My life, up until graduate school, has always been adjacent to fields. Corn fields by the house I was born in, in rural Virginia. Soy and sorghum fields by the house I grew up in. Even in college, I drove home by passing the John Deere tractors for sale on the hill outside of Fredericksburg, through battlefields. Before transferring to a state school, I attended a community college located beside the county landfill and more fields, developed now with a Walmart and apartments.
The fields I was closest to surrounded our home when I was 9-15. I remember the first morning I walked them, newly moved into the home. There was a fog that morning, a cotton sea. I did not go as far as the field, but I knew it was there. The field was part of our five acres, and our lot ran up to the woods beyond them. But there were fields on either side of our home, and it did not feel like land parcels, but of a piece, of a wholeness. Spaciousness. On the left, our fallow field (gold-brown with sedge-grass, chicken house and garden on the left) met the field the Mennonite dairy farmers—the Nissleys and the Martins— planted with sorghum (for molasses), and soy during their fallow years. On the left, a cedar woodline. My parents built us a playhouse of pallets next to the woodline, and my mother would send us out with hot soup in pint glass canning jars for lunch.
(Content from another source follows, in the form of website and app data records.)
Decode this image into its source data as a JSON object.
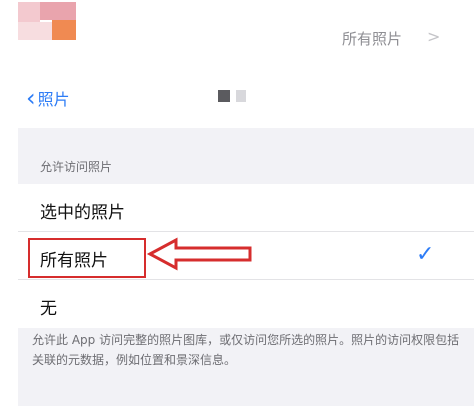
{
  "top_row": {
    "value": "所有照片",
    "chevron_icon": "chevron-right-icon"
  },
  "nav": {
    "back_label": "照片",
    "back_icon": "chevron-left-icon"
  },
  "section": {
    "header": "允许访问照片",
    "options": [
      {
        "label": "选中的照片",
        "selected": false
      },
      {
        "label": "所有照片",
        "selected": true
      },
      {
        "label": "无",
        "selected": false
      }
    ],
    "footer": "允许此 App 访问完整的照片图库，或仅访问您所选的照片。照片的访问权限包括关联的元数据，例如位置和景深信息。"
  },
  "colors": {
    "accent": "#2d7cf6",
    "annotation": "#d62d2d",
    "grouped_background": "#f2f2f6"
  }
}
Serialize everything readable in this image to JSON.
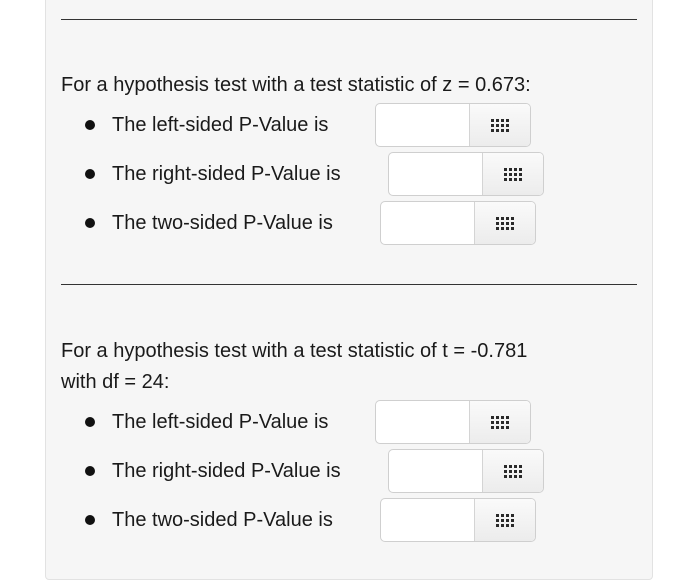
{
  "questions": [
    {
      "prompt": "For a hypothesis test with a test statistic of z = 0.673:",
      "items": [
        {
          "label": "The left-sided P-Value is",
          "value": "",
          "icon": "grid-icon"
        },
        {
          "label": "The right-sided P-Value is",
          "value": "",
          "icon": "grid-icon"
        },
        {
          "label": "The two-sided P-Value is",
          "value": "",
          "icon": "grid-icon"
        }
      ]
    },
    {
      "prompt_line1": "For a hypothesis test with a test statistic of t = -0.781",
      "prompt_line2": "with df = 24:",
      "items": [
        {
          "label": "The left-sided P-Value is",
          "value": "",
          "icon": "grid-icon"
        },
        {
          "label": "The right-sided P-Value is",
          "value": "",
          "icon": "grid-icon"
        },
        {
          "label": "The two-sided P-Value is",
          "value": "",
          "icon": "grid-icon"
        }
      ]
    }
  ]
}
To the woodline, we dragged our dried Christmas trees in the cold days of the New Year. There was a place my mother had us dump used cat litter. There was the oak tree where my father hung the deer we butchered.
Elizabeth Bradfield writes about the importance of geographical edges in her place-based essay Fluid States: Ocean as Place & Poetic: “The boundaries of bodies of water are messy and turbulent and they are the most productive places in the sea. It’s where the life is.” I’m interested that it is at the edges and borders of the field, too, where the activities happened. Where we collected as child community, family community. Even the wasps wanted in (to our playhouse, where they made a paper nest).
The field was a living space. We walked through the field to get to the woods. Its edges were important to the shape of our days. Other children had parks, community centers. We had our field and a good half-hour of driving in any direction to reach a gas station.
As a living image, as personal history with land, the field to me is pure potential. It is unmarked by play structures. There would be fields in my future that my father fenced for our goats and chickens (I remember how impressed my parents were, when I was in college, and I told them my friend fenced—they thought only of farm skills, not athletics), but this field was different. This field was unfenced.
If you got down low in the field, there were field mice in grass burrows. There were wild tomatillos growing, tiny green fruit in their paper lantern wrappings. If you crouched or lay down, you could disappear from sight, the sedge grasses waving in the wind above you. There is a specific sound of wind through the grass before a storm—the sedge billowed like a copper sea.
I can trace my poetics back to this unfenced field. I spent five or six years practicing meter and formal poetry, until I could write iambic pentameter without thinking about it. Paradise Lost was like home to me. That is the fenced field. I return, as I must return, to the field of pure potential, unmarked by wire and posts. The only electricity that hums there is that of the person in the field.
Robert Frost famously said that writing without form is like playing tennis without the net. I come from an untennised background. No pools, no tennis courts, no organized athletics. There was no tennis, only the field. Our conception of what a field is is as much linked to class and geography as any of our other concepts—our knowledge always particularly inflected by our specific and contextualized upbringing. We do not use words the same way because we come to them from different histories.
The images of our childhoods are images of origin—deep images in our psyches. Butchering, gardening, raising chickens—these are activities closely linked to the image-history of the field for me. And when I come to the page, I bring the field with me—the two fields intersect, overlap, layer onto each other. It is why I am so attracted to hybridity and genre-play, to challenging language that leaves gaps for the reader to move or drift into. C.D. Wright wrote that “a genre…is a place to get away from and a place to come back to.” What is not fixed, but ever-present for me is the field—a space of undiluted potential. Both the rising and the setting sun set the sedge grass on golden-fire with their light.
The field—of the imagination, of the page—is unfenced. The only animals there are the animals I bring with me.